U.S. Classification348/335, 359/290, 250/208.1, 348/344
International ClassificationH04N5/225, G02B13/16, H04N5/238, H04N9/04
Cooperative ClassificationH04N9/045
European ClassificationH04N9/04B
Legal Events
DateCodeEventDescription
Sep 22, 2009ASAssignment
Owner name: KOREA ADVANCED INSTITUTE OF SCIENCE AND TECHNOLOGY
Free format text: ASSIGNMENT OF ASSIGNORS INTEREST;ASSIGNORS:OH, HYUN-HWA;HWANG, CHI-HO;LEE, HEE-CHUL AND OTHERS;US-ASSIGNMENT DATABASE UPDATED:20100408;REEL/FRAME:23264/387
Effective date: 20090909
Owner name: SAMSUNG ELECTRONICS CO., LTD.,KOREA, REPUBLIC OF
Free format text: ASSIGNMENT OF ASSIGNORS INTEREST;ASSIGNORS:OH, HYUN-HWA;HWANG, CHI-HO;LEE, HEE-CHUL;AND OTHERS;REEL/FRAME:023264/0387
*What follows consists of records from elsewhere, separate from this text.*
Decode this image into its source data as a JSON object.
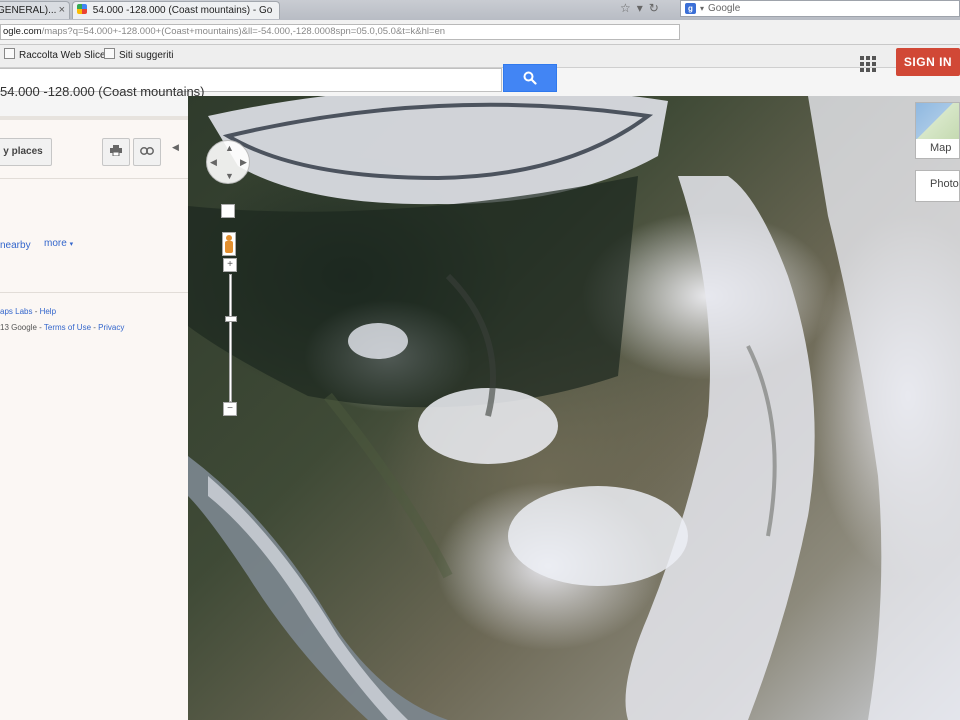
{
  "browser": {
    "tabs": [
      {
        "title": "GENERAL)...",
        "active": false
      },
      {
        "title": "54.000 -128.000 (Coast mountains) - Go",
        "active": true
      }
    ],
    "search_engine": "Google",
    "url_domain": "ogle.com",
    "url_path": "/maps?q=54.000+-128.000+(Coast+mountains)&ll=-54.000,-128.0008spn=05.0,05.0&t=k&hl=en",
    "bookmarks": [
      "Raccolta Web Slice",
      "Siti suggeriti"
    ]
  },
  "maps": {
    "query_title": "54.000 -128.000 (Coast mountains)",
    "sign_in_label": "SIGN IN",
    "colors": {
      "search_button": "#4285f4",
      "sign_in": "#d14836",
      "link": "#3366cc"
    },
    "left_panel": {
      "my_places_label": "y places",
      "nearby_label": "nearby",
      "more_label": "more",
      "footer1_labs": "aps Labs",
      "footer1_help": "Help",
      "footer2_copy": "13 Google",
      "footer2_terms": "Terms of Use",
      "footer2_privacy": "Privacy"
    },
    "map_type": {
      "map_label": "Map",
      "photo_label": "Photo"
    }
  }
}
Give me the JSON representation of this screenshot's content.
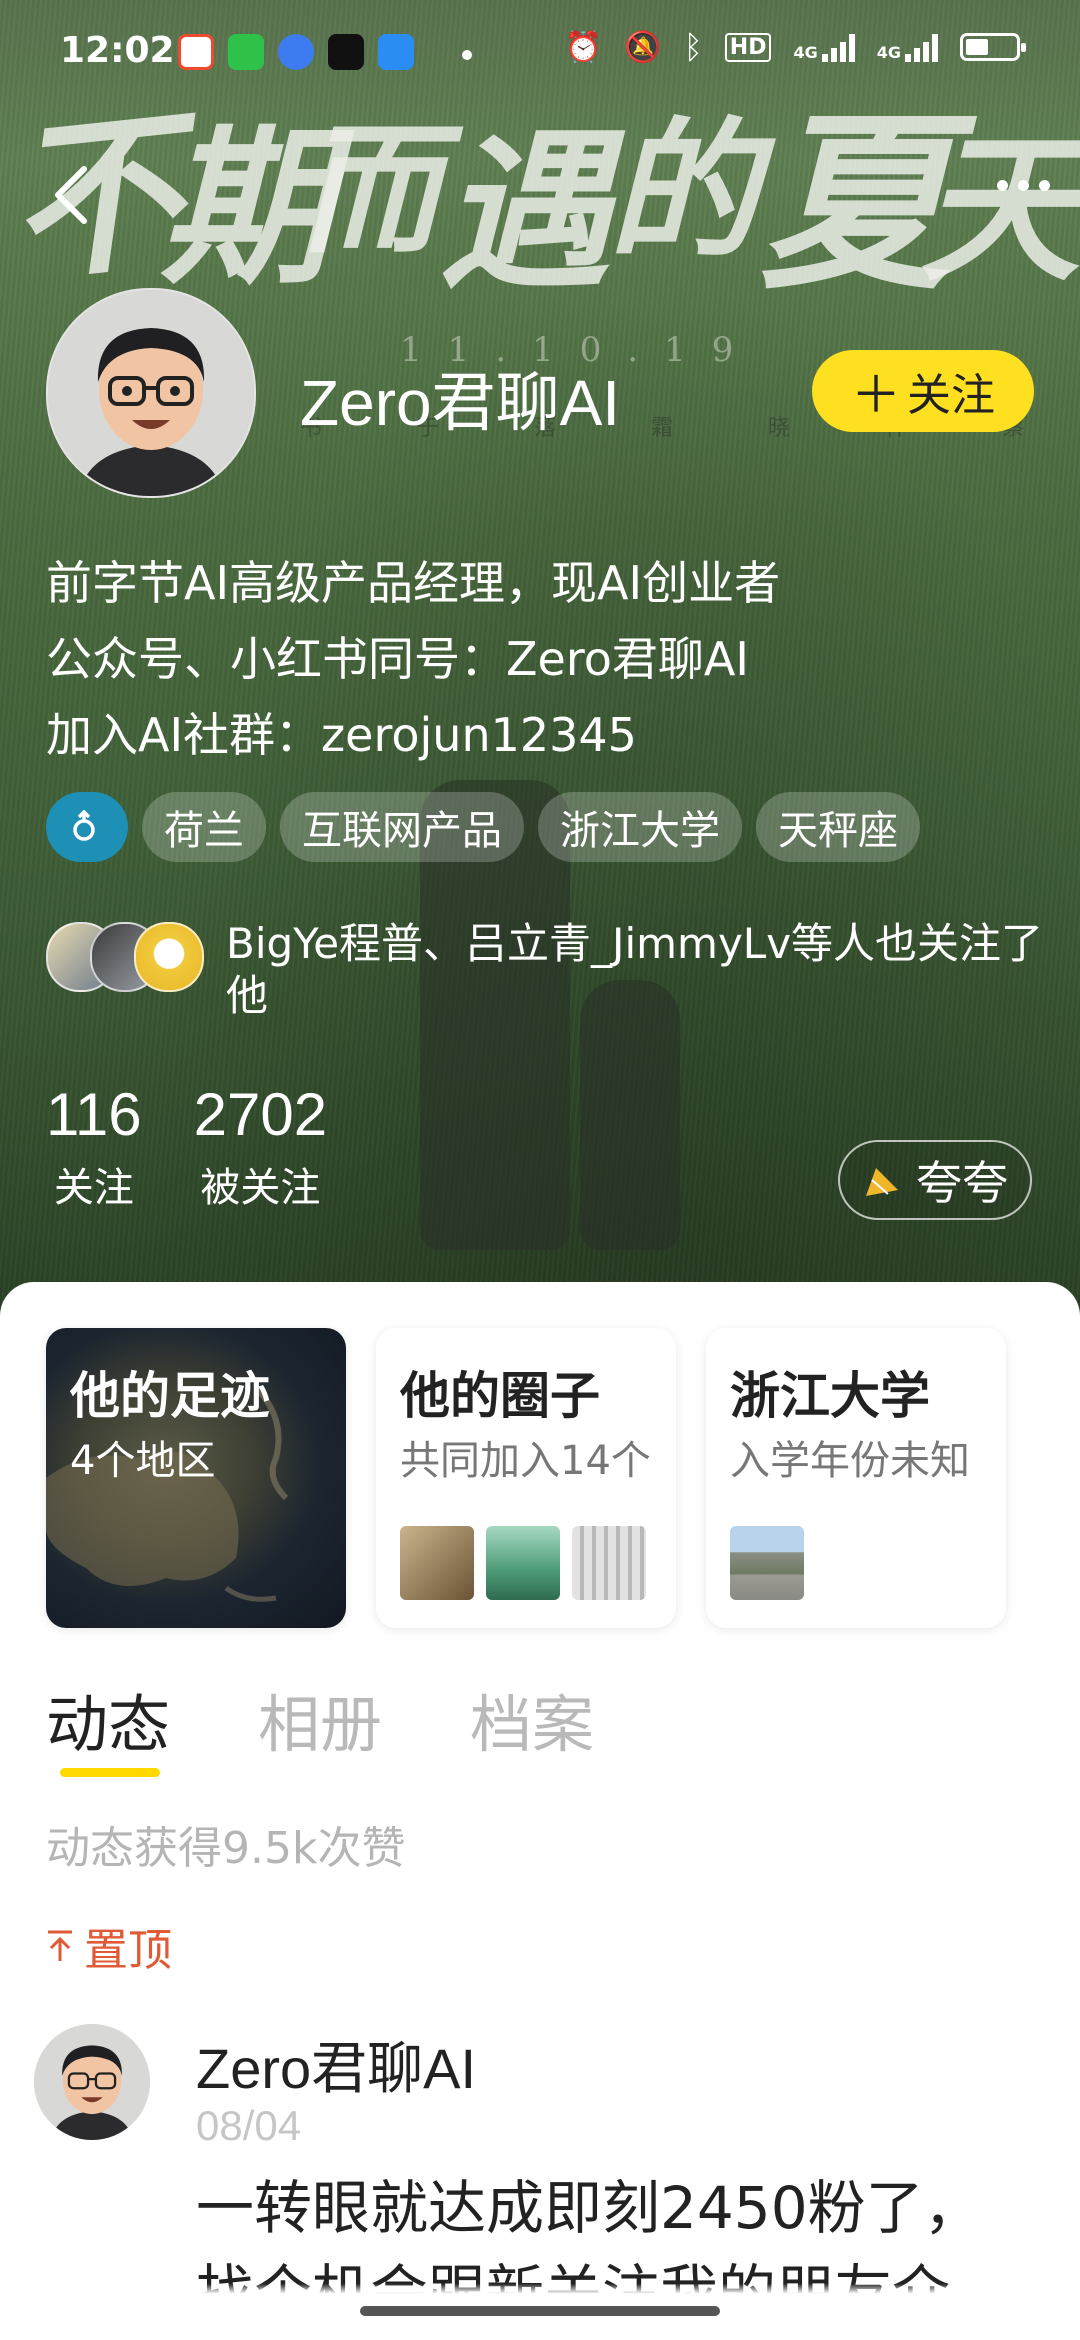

Owner name: SAMSUNG ELECTRONICS CO., LTD., KOREA, REPUBLIC OF